→ **WORK TO COMPLETE**
From the first line to the last, print the listing exactly.

→ **DATA FOR PROCESSING**
= Beginning of Section =
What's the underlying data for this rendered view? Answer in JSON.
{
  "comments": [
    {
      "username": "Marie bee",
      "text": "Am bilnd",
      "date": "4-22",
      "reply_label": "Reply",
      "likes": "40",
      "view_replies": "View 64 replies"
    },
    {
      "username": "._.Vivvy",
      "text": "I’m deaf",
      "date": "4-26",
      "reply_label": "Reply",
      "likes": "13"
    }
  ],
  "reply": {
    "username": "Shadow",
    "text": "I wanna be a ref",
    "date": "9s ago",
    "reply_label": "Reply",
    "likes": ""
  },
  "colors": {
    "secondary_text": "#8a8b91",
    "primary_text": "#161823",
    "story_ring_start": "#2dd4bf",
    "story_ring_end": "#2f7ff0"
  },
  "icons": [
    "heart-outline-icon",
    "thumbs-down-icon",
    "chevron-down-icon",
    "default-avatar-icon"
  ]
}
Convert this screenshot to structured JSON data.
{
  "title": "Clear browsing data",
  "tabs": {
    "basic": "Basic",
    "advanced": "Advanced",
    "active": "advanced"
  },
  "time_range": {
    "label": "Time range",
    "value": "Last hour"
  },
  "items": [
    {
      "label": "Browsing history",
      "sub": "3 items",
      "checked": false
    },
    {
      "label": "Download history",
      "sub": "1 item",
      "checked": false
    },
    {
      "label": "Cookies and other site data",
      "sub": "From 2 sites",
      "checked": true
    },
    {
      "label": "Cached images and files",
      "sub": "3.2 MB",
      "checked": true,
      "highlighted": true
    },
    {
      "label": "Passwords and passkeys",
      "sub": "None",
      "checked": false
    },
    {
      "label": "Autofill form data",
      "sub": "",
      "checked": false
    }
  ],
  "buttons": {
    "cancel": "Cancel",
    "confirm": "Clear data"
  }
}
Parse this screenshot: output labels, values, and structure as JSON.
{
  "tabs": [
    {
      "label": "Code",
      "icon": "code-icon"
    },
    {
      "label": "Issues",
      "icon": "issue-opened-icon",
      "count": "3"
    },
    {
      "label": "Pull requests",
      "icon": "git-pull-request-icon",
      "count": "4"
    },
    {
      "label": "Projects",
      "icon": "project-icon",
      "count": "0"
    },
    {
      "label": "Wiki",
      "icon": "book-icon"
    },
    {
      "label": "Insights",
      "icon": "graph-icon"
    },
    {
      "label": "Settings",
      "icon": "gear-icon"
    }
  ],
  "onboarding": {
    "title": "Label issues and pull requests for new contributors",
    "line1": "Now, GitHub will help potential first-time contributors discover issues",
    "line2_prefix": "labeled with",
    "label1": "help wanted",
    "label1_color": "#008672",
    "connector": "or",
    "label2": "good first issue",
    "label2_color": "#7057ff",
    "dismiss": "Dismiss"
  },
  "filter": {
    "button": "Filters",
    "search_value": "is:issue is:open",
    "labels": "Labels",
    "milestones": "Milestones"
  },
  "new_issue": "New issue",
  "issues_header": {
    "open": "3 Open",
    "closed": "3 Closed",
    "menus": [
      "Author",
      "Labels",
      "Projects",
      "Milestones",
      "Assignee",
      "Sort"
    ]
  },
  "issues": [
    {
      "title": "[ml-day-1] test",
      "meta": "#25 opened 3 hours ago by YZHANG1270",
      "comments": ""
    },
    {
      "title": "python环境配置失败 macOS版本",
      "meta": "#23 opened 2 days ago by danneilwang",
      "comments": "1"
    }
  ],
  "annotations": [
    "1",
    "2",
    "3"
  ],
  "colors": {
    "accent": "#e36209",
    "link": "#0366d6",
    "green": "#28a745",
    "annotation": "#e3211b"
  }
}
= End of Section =
→ **EXPECTED ANSWER**
What's the underlying data for this rendered view? Answer in JSON.
{
  "comments": [
    {
      "username": "Marie bee",
      "text": "Am bilnd",
      "date": "4-22",
      "reply_label": "Reply",
      "likes": "40",
      "view_replies": "View 64 replies"
    },
    {
      "username": "._.Vivvy",
      "text": "I’m deaf",
      "date": "4-26",
      "reply_label": "Reply",
      "likes": "13"
    }
  ],
  "reply": {
    "username": "Shadow",
    "text": "I wanna be a ref",
    "date": "9s ago",
    "reply_label": "Reply",
    "likes": ""
  },
  "colors": {
    "secondary_text": "#8a8b91",
    "primary_text": "#161823",
    "story_ring_start": "#2dd4bf",
    "story_ring_end": "#2f7ff0"
  },
  "icons": [
    "heart-outline-icon",
    "thumbs-down-icon",
    "chevron-down-icon",
    "default-avatar-icon"
  ]
}
Convert this screenshot to structured JSON data.
{
  "title": "Clear browsing data",
  "tabs": {
    "basic": "Basic",
    "advanced": "Advanced",
    "active": "advanced"
  },
  "time_range": {
    "label": "Time range",
    "value": "Last hour"
  },
  "items": [
    {
      "label": "Browsing history",
      "sub": "3 items",
      "checked": false
    },
    {
      "label": "Download history",
      "sub": "1 item",
      "checked": false
    },
    {
      "label": "Cookies and other site data",
      "sub": "From 2 sites",
      "checked": true
    },
    {
      "label": "Cached images and files",
      "sub": "3.2 MB",
      "checked": true,
      "highlighted": true
    },
    {
      "label": "Passwords and passkeys",
      "sub": "None",
      "checked": false
    },
    {
      "label": "Autofill form data",
      "sub": "",
      "checked": false
    }
  ],
  "buttons": {
    "cancel": "Cancel",
    "confirm": "Clear data"
  }
}
Parse this screenshot: output labels, values, and structure as JSON.
{
  "tabs": [
    {
      "label": "Code",
      "icon": "code-icon"
    },
    {
      "label": "Issues",
      "icon": "issue-opened-icon",
      "count": "3"
    },
    {
      "label": "Pull requests",
      "icon": "git-pull-request-icon",
      "count": "4"
    },
    {
      "label": "Projects",
      "icon": "project-icon",
      "count": "0"
    },
    {
      "label": "Wiki",
      "icon": "book-icon"
    },
    {
      "label": "Insights",
      "icon": "graph-icon"
    },
    {
      "label": "Settings",
      "icon": "gear-icon"
    }
  ],
  "onboarding": {
    "title": "Label issues and pull requests for new contributors",
    "line1": "Now, GitHub will help potential first-time contributors discover issues",
    "line2_prefix": "labeled with",
    "label1": "help wanted",
    "label1_color": "#008672",
    "connector": "or",
    "label2": "good first issue",
    "label2_color": "#7057ff",
    "dismiss": "Dismiss"
  },
  "filter": {
    "button": "Filters",
    "search_value": "is:issue is:open",
    "labels": "Labels",
    "milestones": "Milestones"
  },
  "new_issue": "New issue",
  "issues_header": {
    "open": "3 Open",
    "closed": "3 Closed",
    "menus": [
      "Author",
      "Labels",
      "Projects",
      "Milestones",
      "Assignee",
      "Sort"
    ]
  },
  "issues": [
    {
      "title": "[ml-day-1] test",
      "meta": "#25 opened 3 hours ago by YZHANG1270",
      "comments": ""
    },
    {
      "title": "python环境配置失败 macOS版本",
      "meta": "#23 opened 2 days ago by danneilwang",
      "comments": "1"
    }
  ],
  "annotations": [
    "1",
    "2",
    "3"
  ],
  "colors": {
    "accent": "#e36209",
    "link": "#0366d6",
    "green": "#28a745",
    "annotation": "#e3211b"
  }
}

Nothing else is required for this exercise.